At a glance
- Economist Intelligence Unit report says firms with clear long-term goals will advance
- Brokers can leverage technology to improve productivity and competitive advantage
- Report warns that short-termism may increase business risk going forward, especially in current economic climate
In these times of economic uncertainty, fears of overcapacity and the growing threat of disintermediation, many brokerages are being forced to adapt their business models to survive.
However, according to a recent report, businesses that focus primarily on the here and now are more likely to face significant competitive challenges in the long run.

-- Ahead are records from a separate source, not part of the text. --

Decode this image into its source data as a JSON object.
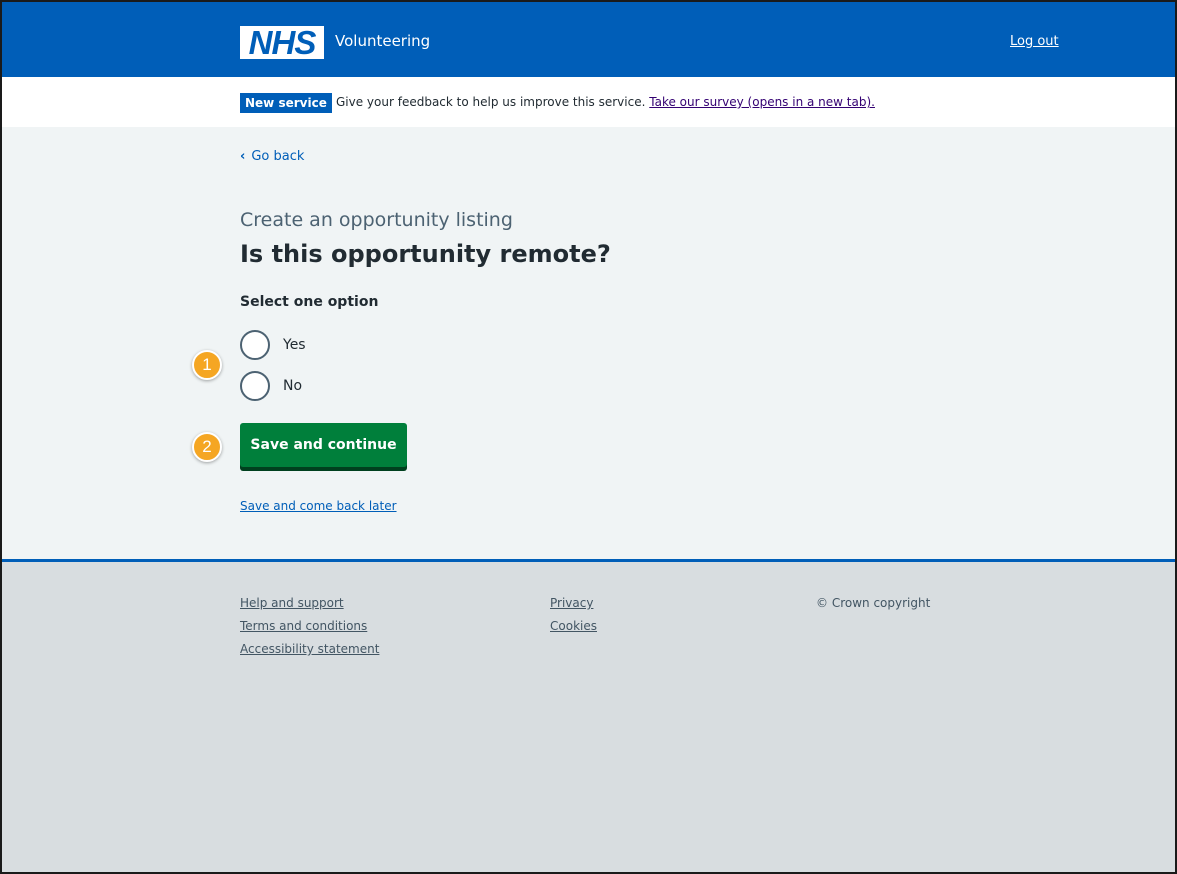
{
  "header": {
    "logo_text": "NHS",
    "service_name": "Volunteering",
    "logout_label": "Log out"
  },
  "banner": {
    "tag": "New service",
    "text": "Give your feedback to help us improve this service.",
    "link": "Take our survey (opens in a new tab)."
  },
  "main": {
    "back_label": "Go back",
    "caption": "Create an opportunity listing",
    "heading": "Is this opportunity remote?",
    "legend": "Select one option",
    "options": [
      {
        "label": "Yes"
      },
      {
        "label": "No"
      }
    ],
    "submit_label": "Save and continue",
    "later_label": "Save and come back later"
  },
  "markers": [
    "1",
    "2"
  ],
  "footer": {
    "col1": [
      "Help and support",
      "Terms and conditions",
      "Accessibility statement"
    ],
    "col2": [
      "Privacy",
      "Cookies"
    ],
    "copyright": "© Crown copyright"
  },
  "colors": {
    "nhs_blue": "#005eb8",
    "button_green": "#007f3b",
    "marker_orange": "#f5a623",
    "page_background": "#f0f4f5",
    "footer_background": "#d8dde0"
  }
}
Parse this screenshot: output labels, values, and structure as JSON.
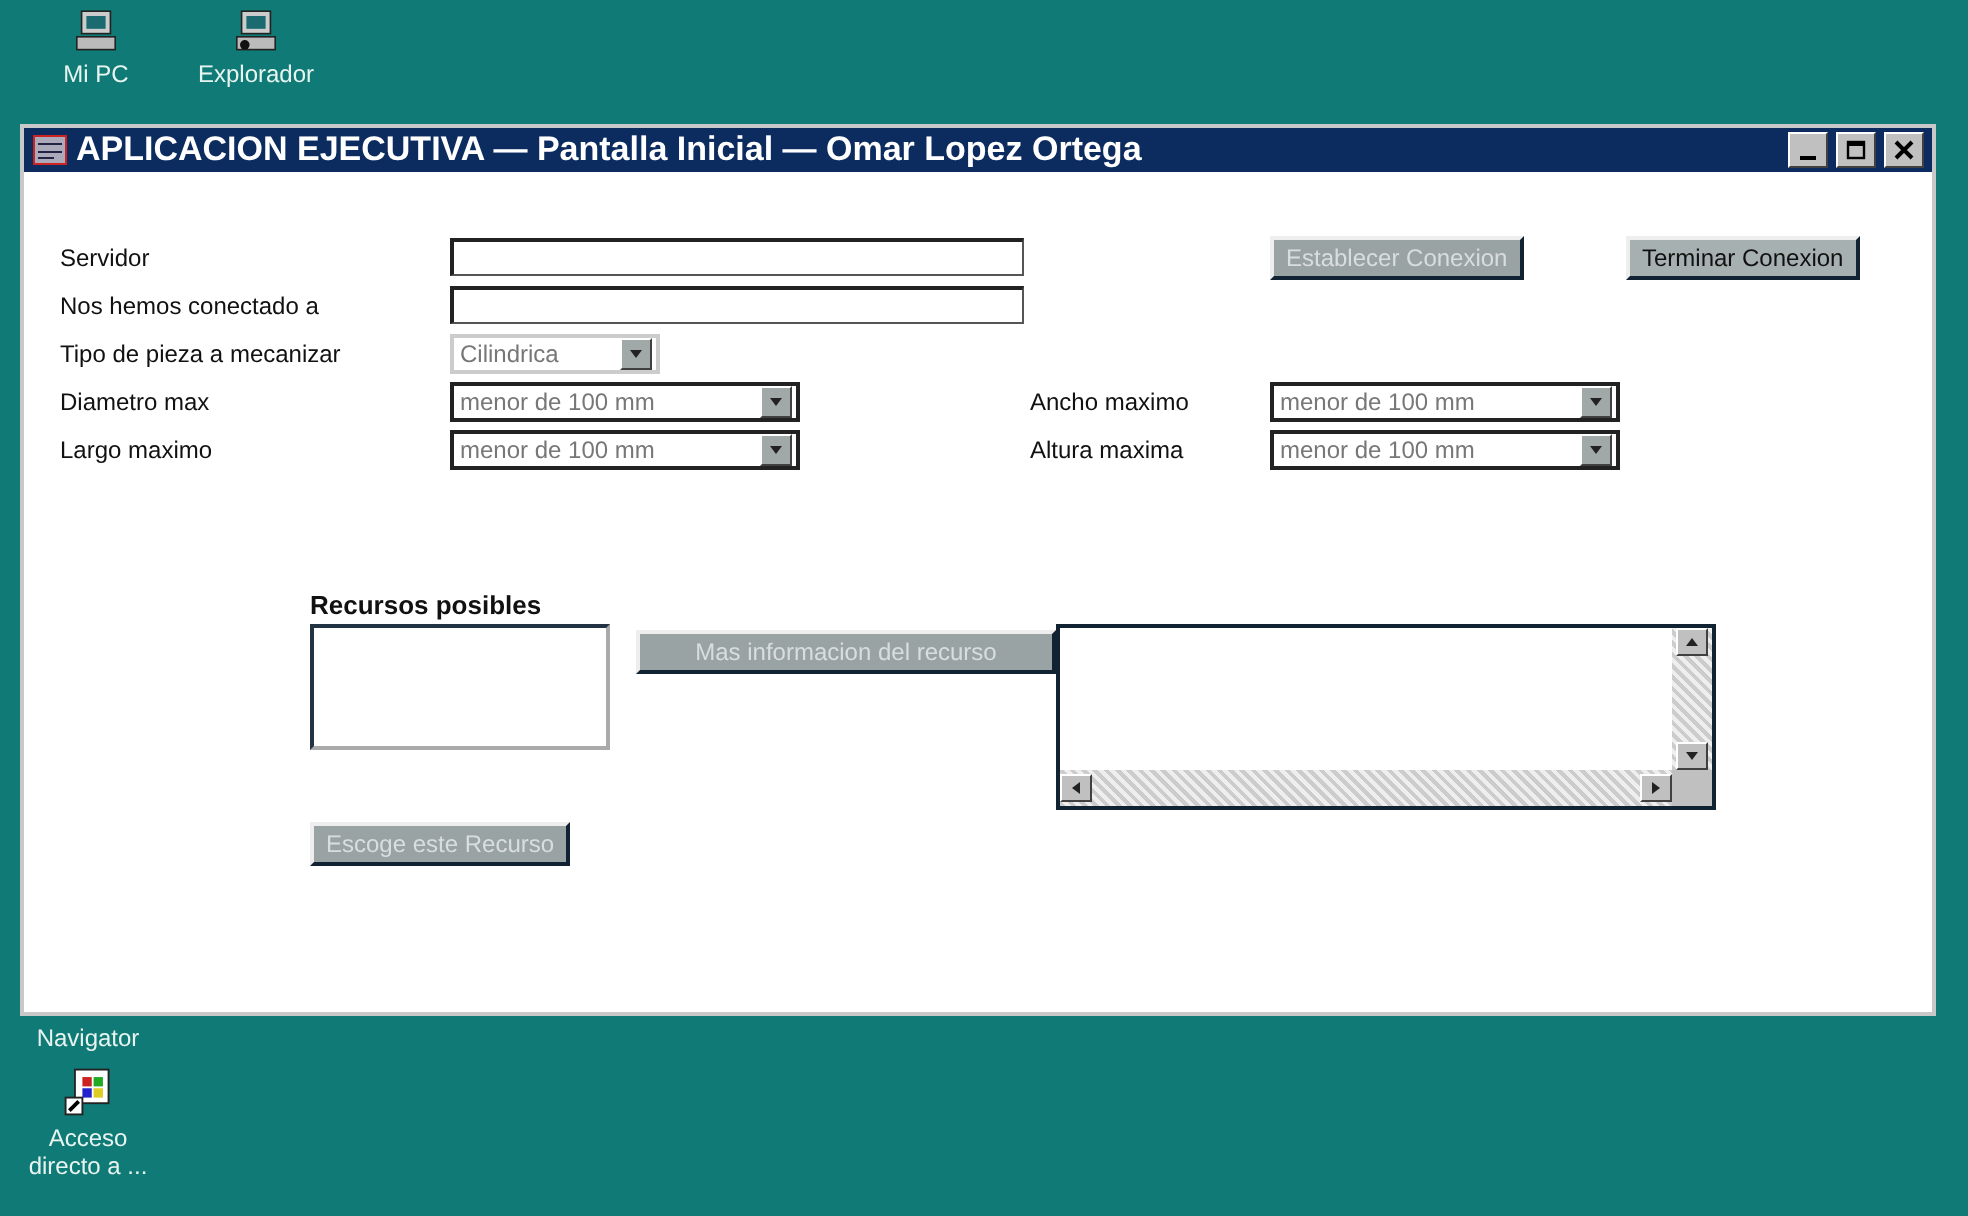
{
  "desktop_icons": [
    {
      "label": "Mi PC",
      "kind": "computer"
    },
    {
      "label": "Explorador",
      "kind": "network"
    },
    {
      "label": "Navigator",
      "kind": "covered"
    },
    {
      "label": "Acceso directo a ...",
      "kind": "shortcut"
    }
  ],
  "window": {
    "title": "APLICACION EJECUTIVA — Pantalla Inicial — Omar Lopez Ortega"
  },
  "connection_buttons": [
    {
      "label": "Establecer Conexion",
      "disabled": true
    },
    {
      "label": "Terminar Conexion",
      "disabled": false
    }
  ],
  "left_fields": [
    {
      "label": "Servidor",
      "kind": "text"
    },
    {
      "label": "Nos hemos conectado a",
      "kind": "text"
    },
    {
      "label": "Tipo de pieza a mecanizar",
      "kind": "combo",
      "value": "Cilindrica",
      "disabled": true
    },
    {
      "label": "Diametro max",
      "kind": "combo",
      "value": "menor de 100 mm",
      "disabled": false
    },
    {
      "label": "Largo maximo",
      "kind": "combo",
      "value": "menor de 100 mm",
      "disabled": false
    }
  ],
  "right_fields": [
    {
      "label": "Ancho maximo",
      "kind": "combo",
      "value": "menor de 100 mm",
      "disabled": false
    },
    {
      "label": "Altura maxima",
      "kind": "combo",
      "value": "menor de 100 mm",
      "disabled": false
    }
  ],
  "resources": {
    "label": "Recursos posibles",
    "info_button": {
      "label": "Mas informacion del recurso",
      "disabled": true
    },
    "choose_button": {
      "label": "Escoge este Recurso",
      "disabled": true
    }
  }
}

The latest Economist Intelligence Unit research, commissioned by Zurich entitled ‘Adapting in tough times: The growing resilience of UK SMEs’ focuses on the health and wellbeing of small and medium-sized enterprises, and the steps that they are taking to ride out the current economic malaise, the findings can easily be transposed on to the UK’s many insurance brokerages, both large and small.
One of the key takeaways from the study found that those businesses with clear long-term goals, such as improving productivity, had more of an ability to execute tactics that will also strengthen their operational and financial strength for the future.
Therefore, brokers who undertake improvements such as leveraging technology, which enable them to spend more time in front of customers and improving client service, as well as being able to interface more easily with the carriers, are likely to improve productivity in the long run. The second report by the EIU, ‘An expanded network of risk and opportunity’, found that technology adoption is increasingly related to stronger business performance and competitive advantage.
Most brokerages know that to succeed in reaching your destination you need to know where you are going – your long-term goals – and set your path accordingly by way of your short-term goals.
But this strategic approach is being abandoned by many UK businesses as they attempt to ride out the moribund economic conditions.
The report findings suggest that low-performers are more likely to just focus on short-term measures such as cutting or freezing wages, delaying investments and reducing credit to customers.
Low-performers look to be undercutting their own long-term performance, competitive fitness and sustainability by failing to invest and prioritising temporary gains. They are still operating on the short-term, pre-crisis horizons.
The report added: “Broadly, high-performers have elected to continue to invest in the business, potentially securing a long-term future and building competitive advantage – to the detriment of low-performers.”
In every market cycle, there are always winners and losers. However, as the dust begins to settle on this new economic reality, a widening chasm is emerging where low-performers are being left behind with out-dated business models while high-performers storm ahead with increasing competitive advantages and technological know-how.